5. Keep the conversation within your document
Having a conversation about the details of a document in email, then switching over to that document to make changes isn’t cool. Know what’s cool? Collaborating on a document in real time and having that conversation right there in the document. When you see one or more collaborators appear at the top of the document, click the chat button that appears to start a conversation to the right of what you’re working on. Plus, that conversation stays with the document as you work on it, share it with new collaborators, and move it around in your Drive.
6. Get social with your documents
Naturally, Google built some handy Google Drive tools into Google+, its social network. You can click the Share button in the upper right to share a document with your Circles and get feedback, and you can show them off to your viewers while in a Google Hangout.
What list of tips for a productivity suite as large as Google Drive would be complete without a mention of keyboard shortcuts? So here’s a list of keyboard shortcuts to help you work faster in Google Drive.
9. Who needs a new tab? Use the research pane

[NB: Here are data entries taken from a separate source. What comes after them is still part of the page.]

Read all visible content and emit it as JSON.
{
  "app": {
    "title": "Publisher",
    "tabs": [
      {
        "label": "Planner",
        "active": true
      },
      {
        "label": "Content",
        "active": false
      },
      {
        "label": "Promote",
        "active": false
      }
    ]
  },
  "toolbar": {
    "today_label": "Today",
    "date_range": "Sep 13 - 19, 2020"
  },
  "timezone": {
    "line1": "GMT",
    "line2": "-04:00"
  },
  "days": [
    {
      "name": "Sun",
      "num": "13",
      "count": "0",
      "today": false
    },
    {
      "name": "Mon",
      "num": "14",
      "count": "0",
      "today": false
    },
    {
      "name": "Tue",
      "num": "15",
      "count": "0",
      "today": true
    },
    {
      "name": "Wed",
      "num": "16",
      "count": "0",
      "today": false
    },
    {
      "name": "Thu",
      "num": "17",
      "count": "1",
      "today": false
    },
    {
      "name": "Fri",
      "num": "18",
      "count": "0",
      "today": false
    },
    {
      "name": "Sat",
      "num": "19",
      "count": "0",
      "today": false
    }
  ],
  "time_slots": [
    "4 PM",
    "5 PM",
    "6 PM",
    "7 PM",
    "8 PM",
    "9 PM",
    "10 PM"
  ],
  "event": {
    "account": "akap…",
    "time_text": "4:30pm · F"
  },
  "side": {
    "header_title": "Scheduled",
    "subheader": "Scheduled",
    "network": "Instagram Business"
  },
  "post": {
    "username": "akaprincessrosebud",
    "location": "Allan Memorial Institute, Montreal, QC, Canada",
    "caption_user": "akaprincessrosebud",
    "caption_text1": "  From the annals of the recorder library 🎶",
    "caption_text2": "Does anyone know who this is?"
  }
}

When you’re working in a document, it’s a pain to open a new tab or webpage to see source documents. Instead, try the Tools > Research menu option to open a research pane right inside a document. Not only is this convenient, but the pane presents tools that let you easily cite and source content, and you can drag-and-drop images straight over into your document.
10. Work in over 60 languages

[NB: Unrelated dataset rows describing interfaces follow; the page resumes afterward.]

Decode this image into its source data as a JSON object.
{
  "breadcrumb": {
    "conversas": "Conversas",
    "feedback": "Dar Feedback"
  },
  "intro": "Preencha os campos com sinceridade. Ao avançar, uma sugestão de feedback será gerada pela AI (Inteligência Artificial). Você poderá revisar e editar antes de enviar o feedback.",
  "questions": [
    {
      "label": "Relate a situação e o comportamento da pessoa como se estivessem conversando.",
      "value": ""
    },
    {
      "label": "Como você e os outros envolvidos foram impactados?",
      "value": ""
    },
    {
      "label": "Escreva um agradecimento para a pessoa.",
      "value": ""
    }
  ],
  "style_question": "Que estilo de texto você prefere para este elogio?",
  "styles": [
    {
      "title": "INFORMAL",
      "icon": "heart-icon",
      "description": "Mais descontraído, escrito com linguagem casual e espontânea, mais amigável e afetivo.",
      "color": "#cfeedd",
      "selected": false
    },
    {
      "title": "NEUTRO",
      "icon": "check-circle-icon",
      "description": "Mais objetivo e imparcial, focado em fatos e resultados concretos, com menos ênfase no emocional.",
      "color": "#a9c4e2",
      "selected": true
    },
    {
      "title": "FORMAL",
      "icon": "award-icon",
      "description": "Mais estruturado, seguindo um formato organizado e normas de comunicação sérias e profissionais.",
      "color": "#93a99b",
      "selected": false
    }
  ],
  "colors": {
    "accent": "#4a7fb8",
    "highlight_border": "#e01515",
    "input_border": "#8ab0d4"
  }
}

In June 2013, Google added official support for 18 new languages, bringing the grand total up to 65. Click the gear and go to Settings > General and pick your preferred language or one you’d like to practice.
11. Customize Google Forms

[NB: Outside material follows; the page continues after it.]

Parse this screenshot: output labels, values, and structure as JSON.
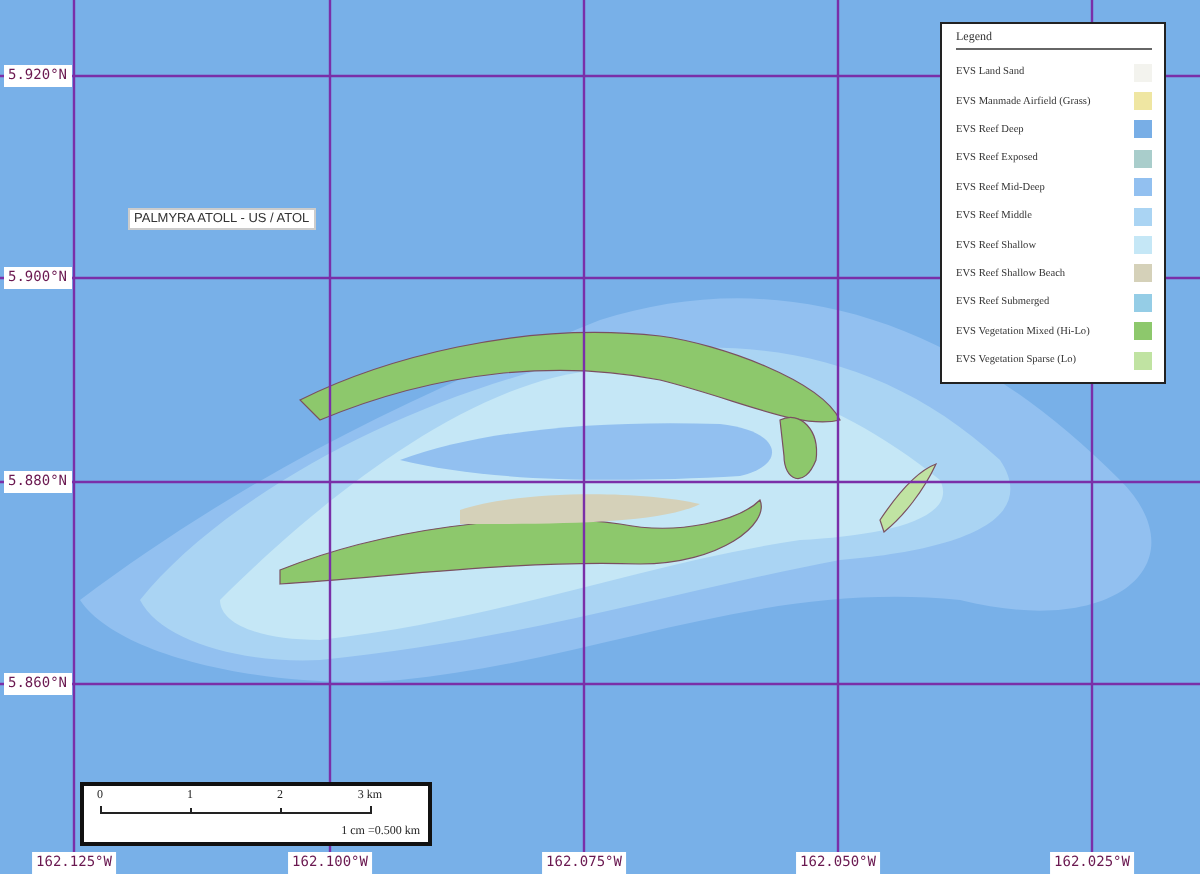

Google Drive’s Forms let you build surveys and collect data for just about anything you can imagine. You can turn a spreadsheet into a form or use the new Create > Form option in your Drive. To make these forms even more useful, Google recently added some customization options that allow for things like progress bars, data validation, and embedding YouTube videos.
12. Easy table of contents
If you need a way to navigate large documents or simply add a table of contents, the Insert > Table of contents menu item has you covered. Apply headings to content from the Format > Paragraph styles menu to build your table.
13. Script your Google Drive, Gmail, and Forms
14. Edit master slides for presentations
Slides is Google Drive’s unsung gem, allowing you to create presentations á la Keynote and PowerPoint. Google recently added the ability to edit a theme’s master slides, simply by going to the Slide > Edit master menu item once you’ve picked a theme.
15. Bridge the productivity gap with Quickoffice for iOS and Android
If you want to work on documents with people who do not yet use Google Drive, Google recently acquired (and subsequently made free) the popular Quickoffice for iOS and Android. Quickoffice can read and edit Microsoft Office files but, if the opportunity arises, also transition documents into your Google Drive account.
16. Edit documents, presentations, and drawings offline
Want to access your Google Drive documents even when you’re offline? These instructions will let you install an app from the Chrome Web Store to take Google Drive offline should the need arise. As of this writing, you can work offline in your browser to edit documents, presentations, and drawings, but only view spreadsheets and presentations.
How’s that for a Google Drive tips roundup? Did we miss your favorite? Let us know in the comments section.
David has been covering Apple and how to get the most out of its products since 2005. Now a freelance tech writer, he runs Finer Things in Tech, jots down thoughts at DavidChartier.com, occasionally starts outlining the great American tech novel, and might still get to snowboard Breckenridge one more time.